After the ceremony on Mauna Kea, I drove to the Mauna Kea Beach Hotel, near Hapuna Beach, for this was where Pearl and I spent our honeymoon when it first opened. I might add that this was a particularly trying period, for, in addition to the general sadness of those times, there were six hurricanes/typhoons in the Pacific, with Hurricane Felicia at 145 MPH heading for the north side of the Big Island. I wondered if I should fly home and tend to my apartment.
Well, I instead had two nice meals at Monette's and got along well with the serving staff. The first night was Italian, with Osso Buco, one of Pearl's favorite dishes. The next evening cost twice as much. Here Kona Kampachi from Neil Sims' operation and a delicate Rougie' Farm Foie Gras, at sunset:
Later the second night I tossed PA#3 into the night waters of Kauna'oa Bay:
Further down the coastline was Four Seasons Hualalai at Kaupulehu, at that time the best hotel in the State of Hawaii. Actually, I just re-checked, and it remains #1 in the state. I enjoyed dinner at Pahui'a, and was entertained by Grammy awardee Charles Brotman. The sunset was spectacular, inspiring me to toss her ashes (#4) into the beach waters below:

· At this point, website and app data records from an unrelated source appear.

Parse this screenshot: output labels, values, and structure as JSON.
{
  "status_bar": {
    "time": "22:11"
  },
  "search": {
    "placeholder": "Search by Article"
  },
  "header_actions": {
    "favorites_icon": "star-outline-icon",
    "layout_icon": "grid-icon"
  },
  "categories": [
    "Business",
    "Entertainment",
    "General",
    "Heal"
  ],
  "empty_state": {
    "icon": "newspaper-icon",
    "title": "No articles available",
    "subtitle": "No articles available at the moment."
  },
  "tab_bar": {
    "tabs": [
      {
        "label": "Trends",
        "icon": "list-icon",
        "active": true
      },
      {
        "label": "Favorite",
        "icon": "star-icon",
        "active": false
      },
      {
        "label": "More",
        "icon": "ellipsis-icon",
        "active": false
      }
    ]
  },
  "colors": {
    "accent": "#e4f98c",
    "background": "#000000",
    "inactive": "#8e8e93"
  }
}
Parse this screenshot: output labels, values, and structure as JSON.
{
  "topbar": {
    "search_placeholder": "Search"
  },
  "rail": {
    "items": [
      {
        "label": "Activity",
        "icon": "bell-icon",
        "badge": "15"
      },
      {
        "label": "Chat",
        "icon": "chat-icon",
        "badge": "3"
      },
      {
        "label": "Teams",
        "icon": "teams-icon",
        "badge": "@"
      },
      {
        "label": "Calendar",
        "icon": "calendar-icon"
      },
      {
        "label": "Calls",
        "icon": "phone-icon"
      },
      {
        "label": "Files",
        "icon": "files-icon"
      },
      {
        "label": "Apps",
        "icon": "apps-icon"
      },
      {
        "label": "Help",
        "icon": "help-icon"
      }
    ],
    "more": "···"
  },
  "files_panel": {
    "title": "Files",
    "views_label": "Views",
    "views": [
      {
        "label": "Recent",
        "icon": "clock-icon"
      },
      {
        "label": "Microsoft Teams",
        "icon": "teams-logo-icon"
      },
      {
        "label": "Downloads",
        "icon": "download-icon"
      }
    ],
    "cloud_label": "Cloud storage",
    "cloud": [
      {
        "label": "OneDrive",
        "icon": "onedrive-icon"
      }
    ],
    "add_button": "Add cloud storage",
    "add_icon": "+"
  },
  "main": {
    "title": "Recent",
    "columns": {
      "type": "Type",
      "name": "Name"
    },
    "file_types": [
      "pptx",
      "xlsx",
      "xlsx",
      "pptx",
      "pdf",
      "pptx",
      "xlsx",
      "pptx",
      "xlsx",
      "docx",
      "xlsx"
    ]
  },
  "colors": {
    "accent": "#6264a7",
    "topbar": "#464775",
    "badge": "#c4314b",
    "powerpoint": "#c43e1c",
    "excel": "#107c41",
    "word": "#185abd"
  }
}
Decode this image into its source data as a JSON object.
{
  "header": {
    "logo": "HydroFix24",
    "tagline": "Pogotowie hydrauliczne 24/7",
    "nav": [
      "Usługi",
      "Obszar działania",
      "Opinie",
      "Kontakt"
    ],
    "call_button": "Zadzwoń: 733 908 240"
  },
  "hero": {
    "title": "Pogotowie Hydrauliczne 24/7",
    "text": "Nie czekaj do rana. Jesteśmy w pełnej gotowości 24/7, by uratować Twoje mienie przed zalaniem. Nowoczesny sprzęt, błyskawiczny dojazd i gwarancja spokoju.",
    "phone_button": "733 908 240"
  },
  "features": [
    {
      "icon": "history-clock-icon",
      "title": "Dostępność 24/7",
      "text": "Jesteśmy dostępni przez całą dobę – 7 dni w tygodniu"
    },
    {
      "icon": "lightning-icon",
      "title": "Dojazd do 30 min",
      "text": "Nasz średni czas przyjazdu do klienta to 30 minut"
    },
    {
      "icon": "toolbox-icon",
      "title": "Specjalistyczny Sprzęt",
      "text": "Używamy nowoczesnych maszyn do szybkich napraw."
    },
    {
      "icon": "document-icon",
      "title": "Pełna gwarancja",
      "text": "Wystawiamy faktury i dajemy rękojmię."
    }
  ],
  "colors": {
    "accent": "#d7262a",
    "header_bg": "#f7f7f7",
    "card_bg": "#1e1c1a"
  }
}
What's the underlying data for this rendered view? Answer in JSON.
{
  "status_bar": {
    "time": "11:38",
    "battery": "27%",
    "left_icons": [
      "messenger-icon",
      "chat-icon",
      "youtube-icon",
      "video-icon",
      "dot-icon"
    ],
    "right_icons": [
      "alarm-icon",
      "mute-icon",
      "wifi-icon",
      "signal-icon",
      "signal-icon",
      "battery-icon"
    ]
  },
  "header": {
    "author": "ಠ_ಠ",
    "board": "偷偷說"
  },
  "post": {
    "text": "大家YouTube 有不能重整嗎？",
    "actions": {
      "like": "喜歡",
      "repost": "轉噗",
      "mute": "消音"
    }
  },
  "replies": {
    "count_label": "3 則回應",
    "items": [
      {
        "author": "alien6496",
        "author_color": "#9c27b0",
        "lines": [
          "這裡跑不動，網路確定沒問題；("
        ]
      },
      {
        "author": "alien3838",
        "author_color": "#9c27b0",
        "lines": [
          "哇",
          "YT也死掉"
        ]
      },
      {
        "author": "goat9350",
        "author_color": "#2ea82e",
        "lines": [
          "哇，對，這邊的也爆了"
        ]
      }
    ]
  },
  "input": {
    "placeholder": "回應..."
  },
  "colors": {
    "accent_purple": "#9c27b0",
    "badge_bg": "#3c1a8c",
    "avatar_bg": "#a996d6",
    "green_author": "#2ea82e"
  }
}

This link compares the Four Seasons Hualalai with the Mauna Kea Beach Hotel with the Park Hyatt Tokyo (left), probably Pearl's favorite hotel. Here is a clip about this property. Lost in Translation was filmed here.
The good news was that Hurricane Felicia had fizzled. Those volcanic structures tend to do that to these cyclonic storms. The following morning I ordered a Japanese breakfast to my room, had conveniently packed a bottle of beer which was chilled, and ate this $60+ meal with a view of the beach:
Blue Revolution. Three decades ago I was secretary of the Natural Energy Laboratory of Hawaii Authority. My staff from the Pacific International Center for High Technology was at the cutting edge of developing ocean thermal energy conversion. A particularly interesting anecdote is the role that Air Force One, President Ronald Reagan and Senator Spark Matsunaga played in the advancement of this marine energy option. I even owned part of a company to grow pearl oysters, where in 1990 or so I went all the way to Australia to hire to Neil Sims to run the facility.
Just outside of Naalehu on the way to the Hutch sugar mill, I stopped by to drop off Pearl's Ashes #5:
Why did I perform this ceremony here? Probably it was in 1963 when I took a photo of Pearl st this site in her nursing uniform by her Hillman Minx:
Nostalgically, the drive from Naalehu took me through Pahala, where Pearl lived in the nurse's cottage when we first met in 1962. I also spent some time at the Hawaiian Agriculture Sugar Company, working at the sugar mill, across the street from the Kau Hospital (this structure was replaced by a new hospital today). My father lived in Koloa, Kauai, where Hawaiian sugar first was produced in 1837. This is the natural habitat of the Hawaii State bird, the nene. I might add that the hottest temperature measured in Hawaii occurred in Pahala, which is at an elevation of 850 feet: 100 F.
I then drove to the Hawaii Volcanoes National Park to stay at the Volcano House, which first opened in 1877. I dropped of PA#6 just outside my room towards Halemaumau Crater:
Chapter 1 appeared last Wednesday. Next Wednesday, Chapter 3, featuring Pearl's sunburst.